“Do I have to have a permanent injury to qualify for money damages against the other driver in a Michigan no-fault case?”
This is a question we answer in one form or another just about every day in our practice. In a Michigan motor vehicle crash case, you may qualify for money damages against the owner, driver, or both of the other vehicle if:
- The other driver was at least 50% responsible for the collision
- You had no-fault coverage on your vehicle (if you were a pedestrian or bicyclist, that doesn’t apply)
- You suffered serious impairment of body function, permanent serious disfigurement, serious neurological injury or death
The area that causes the most questions is “serious impairment.” Some Michigan judges and courts used to think that “serious” meant “permanent,” or even “disabling.” In recent years, however, the Michigan Supreme Court clarified the definition somewhat. It seems clear now that an injury from a car accident is “serious” if it can be verified by a doctor, and if it alters the way a victim has to live his normal life.

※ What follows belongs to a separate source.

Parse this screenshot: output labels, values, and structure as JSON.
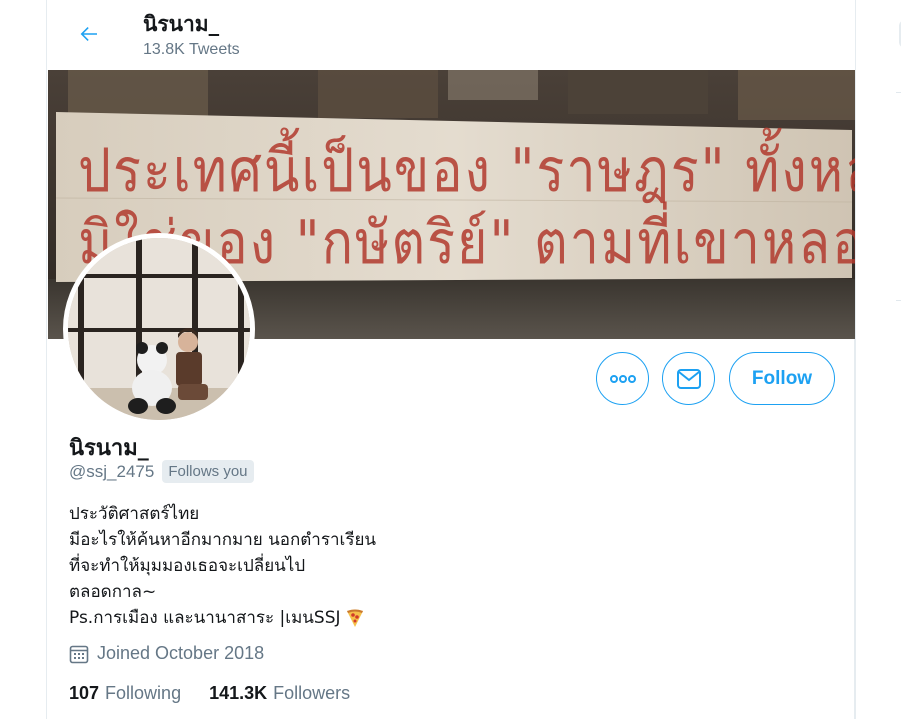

We take that to mean that even if you go back to most of your regular activities at some point after an auto crash injury, you may still qualify for damages if you can show that proven injuries are making it clearly more difficult to function than you did before the accident.
Source: 487 Mich 180